Singapore’s credible reputation, and strong international business ties and bilateral relations have been indispensable for Singapore-based founders who have the ambition to scale beyond Singapore.
Even on home ground, Singapore’s central location allows easy access for collaboration between start-ups and global players. The wide slate of business conferences and events provides ample opportunity for entrepreneurs to make connections with potential clients and collaborators around the region.
The country has also prioritised finding ways to resume business travel in the earliest and safest way possible. At the time of writing there are plans underway to host hybrid digital-physical events of up to 250 people, thanks to new technology that paves the way for rapid testing of Covid-19.
The Top 4 Fastest-growing Start-up Sub-sectors Globally
When abroad, the trust that foreign companies place in Singapore’s well-established regulatory system and strong track record in technology and innovation can’t be underestimated either.
Teo observes, “When we market our software to companies or governments in other countries who might be a little bit more risk-averse, there tends to be more trust when they find out we are from Singapore. They attribute more credibility to us, and that opportunity is very valuable.”
The Bottom Line

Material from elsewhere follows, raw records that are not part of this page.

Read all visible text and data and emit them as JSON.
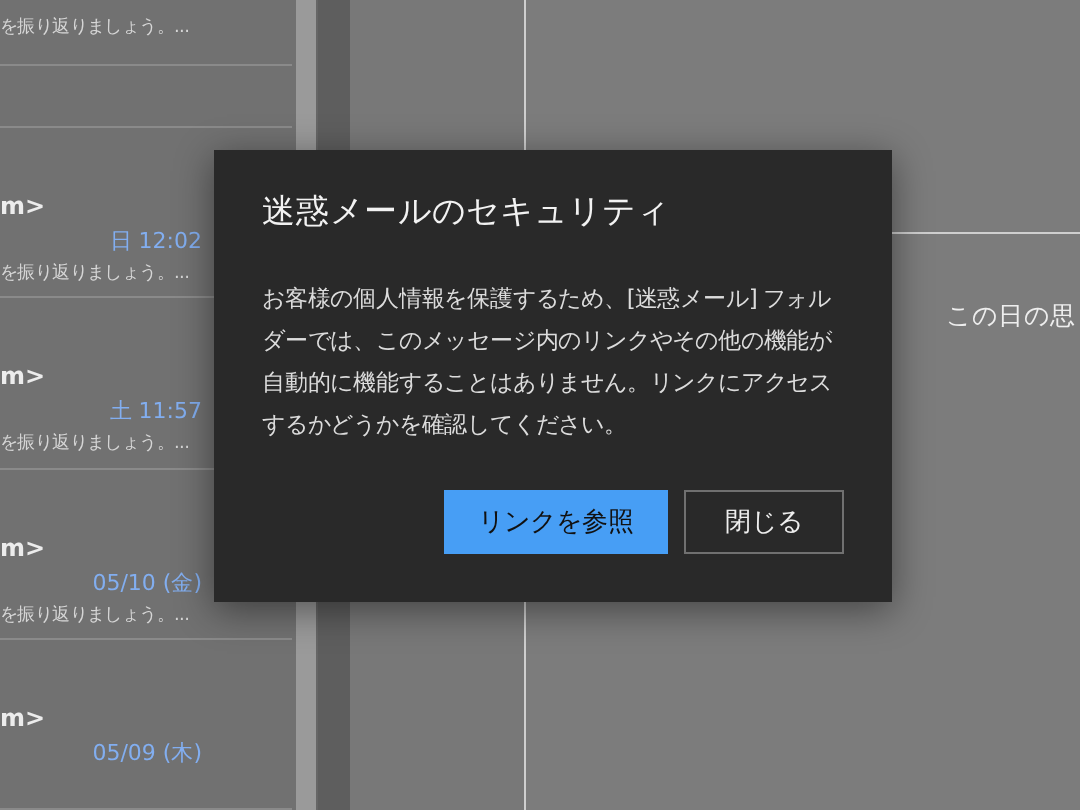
{
  "message_list": {
    "top_preview": "を振り返りましょう。...",
    "items": [
      {
        "sender": "m>",
        "date": "日 12:02",
        "preview": "を振り返りましょう。..."
      },
      {
        "sender": "m>",
        "date": "土 11:57",
        "preview": "を振り返りましょう。..."
      },
      {
        "sender": "m>",
        "date": "05/10 (金)",
        "preview": "を振り返りましょう。..."
      },
      {
        "sender": "m>",
        "date": "05/09 (木)"
      }
    ]
  },
  "reading_pane": {
    "text": "この日の思"
  },
  "dialog": {
    "title": "迷惑メールのセキュリティ",
    "body": "お客様の個人情報を保護するため、[迷惑メール] フォルダーでは、このメッセージ内のリンクやその他の機能が自動的に機能することはありません。リンクにアクセスするかどうかを確認してください。",
    "buttons": [
      {
        "label": "リンクを参照",
        "kind": "primary"
      },
      {
        "label": "閉じる",
        "kind": "secondary"
      }
    ]
  }
}
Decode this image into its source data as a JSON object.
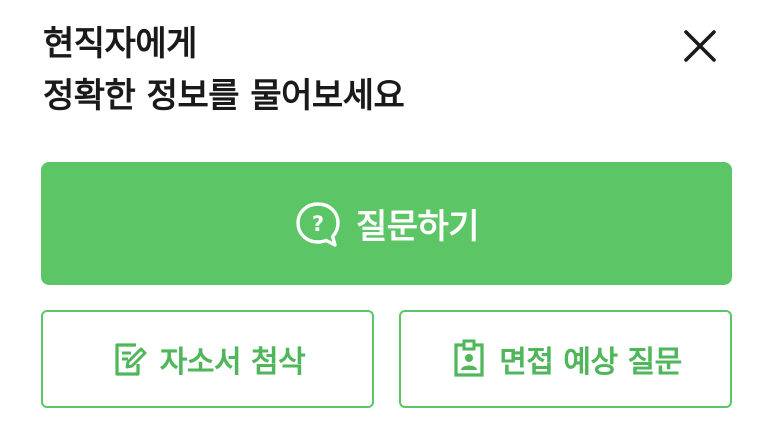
{
  "header": {
    "title_line1": "현직자에게",
    "title_line2": "정확한 정보를 물어보세요"
  },
  "icons": {
    "close": "close-icon",
    "question": "question-bubble-icon",
    "edit_document": "edit-document-icon",
    "id_badge": "id-badge-icon"
  },
  "actions": {
    "ask_label": "질문하기",
    "resume_review_label": "자소서 첨삭",
    "interview_questions_label": "면접 예상 질문"
  },
  "colors": {
    "accent": "#5cc565",
    "accent_text": "#4fb659",
    "title_text": "#1a1a1a"
  }
}
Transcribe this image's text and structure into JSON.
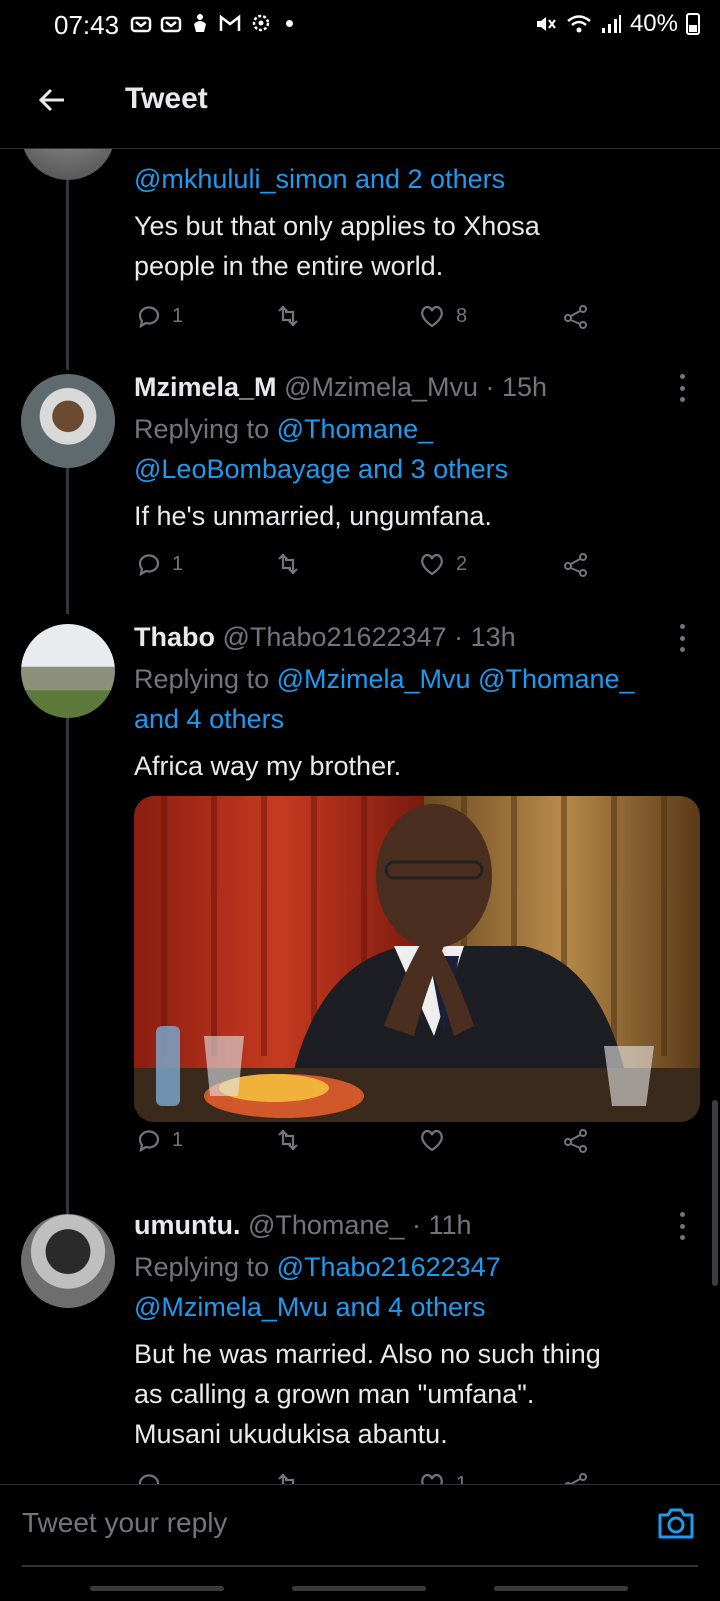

There’s no denying that Singapore attracts some of the best start-ups and entrepreneurs from across the globe. From Medtech and Foodtech, to AI and logistics, start-ups in Singapore are reaping the benefits of setting up business in this country. The country has always been notorious for its resiliency and this has been put to the test amid the current global situation. In 2020, Singapore has upped the ante to support the start-up ecosystem and has put together a robust set of measures to help start-ups not only to sustain, but thrive.